The breakthrough technology, engineered at the University of Sydney’s Microsoft Quantum Laboratories, looks to solve the scalability problem currently facing quantum computer development.
Professor David Reilly, one of the chip’s engineers who holds a joint position with the University of Sydney and Microsoft, told Information Age the problem of scale starts with an information bottleneck.
“To build quantum computers that actually do useful things you need thousands or millions of qubits,” he said.
“But there is an input/output (I/O) bottleneck when you try to control large numbers of individual qubits.
“A conventional processor like the one in your laptop or phone has a relatively small number of I/O pins connecting it to the outside world, compared to the massive number of transistors inside.
“This is because the transistors can interact with each other, fanning in and out as the information flows along.
“But quantum computers are totally different beasts. You can’t copy a qubit without disturbing it because copying requires measurement, and in quantum mechanics, measurement or observation affects its state.”
Since qubits can’t interact with each other without affecting their information, each one needs to be precisely controlled from a conventional computer.
Currently this involves a lot of bulky wires leading out of the near-absolute zero temperature region where the qubits operate.
These big cables bring noise and heat that can interfere with delicate quantum states.
“Quantum computers at the moment are in a similar stage to the days of ENIAC or Harvard Mark I – back when they took up rooms filled with big racks, vacuum tubes and cables everywhere,” Professor Reilly said.
The solution offered by Professor Reilly’s team and published in Nature Electronics this week is a complementary metal-oxide-semiconductor (CMOS) chip that modulates the dynamic and static electric signals used to control qubits in cryogenic temperatures.
The CMOS chip can itself operate in cryogenic temperatures right next to the qubits, leaking the bare minimum amount of heat in order to not disturb the delicate information in a quantum computer.
Professor Reilly said it has taken about four to five years to get to the point of publishing their findings and that his team is already taking data on the next generation of cryogenic CMOS chip.
At 2.5mm by 2.5mm, the CMOS chip circuit is super tiny and has 100,000 transistors and a finite-state machine used to manage the logic of controlling precise electrical charge needed for quantum computing.

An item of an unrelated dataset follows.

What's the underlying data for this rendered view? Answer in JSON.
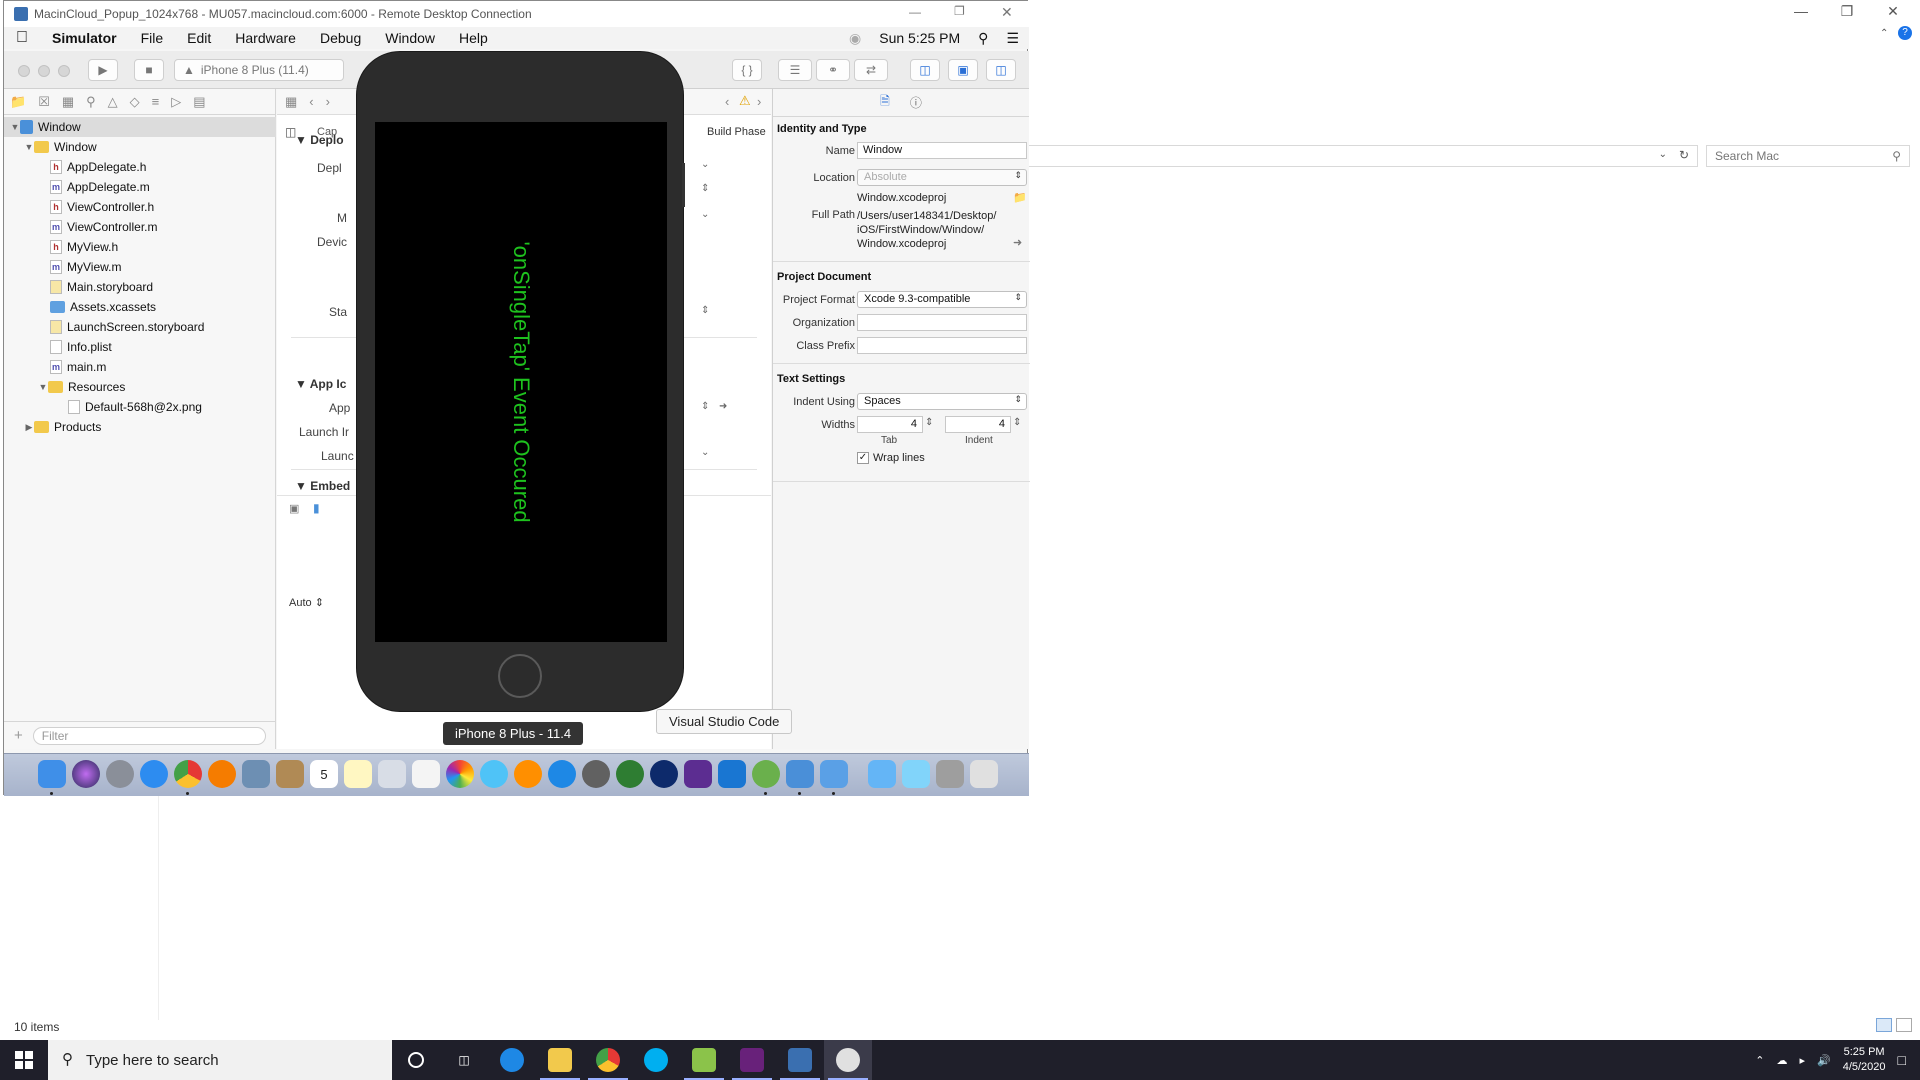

“It’s not so much about the publication, even though it’s good to get this peer-reviewed and published. The goal is to build the technology,” he said.
“If we want to build a machine that does something interesting, something useful for everyday people – like discovering new pharmaceuticals – then we need to build a machine at sufficient scale, with those thousand or more qubits.”
The tech giants are in a struggle to build quantum computers that function beyond a laboratory setting.
Google has previously claimed ‘quantum supremacy’ after using its 53-qubit Sycamore processor to complete a very specific task.
And IBM has a roadmap toward its 1,121 qubit quantum computer which it expects will be complete by 2023.
Professor Reilly has found the relationship between University of Sydney and Microsoft valuable for his work and the development of quantum computing.
“I don’t think you could do this without both worlds,” he said.
“You really do need the muscle of industry, of its engineering capabilities and broader ecosystem.
“But you also need the students and young people making breakthroughs and accidents in an academic setting.”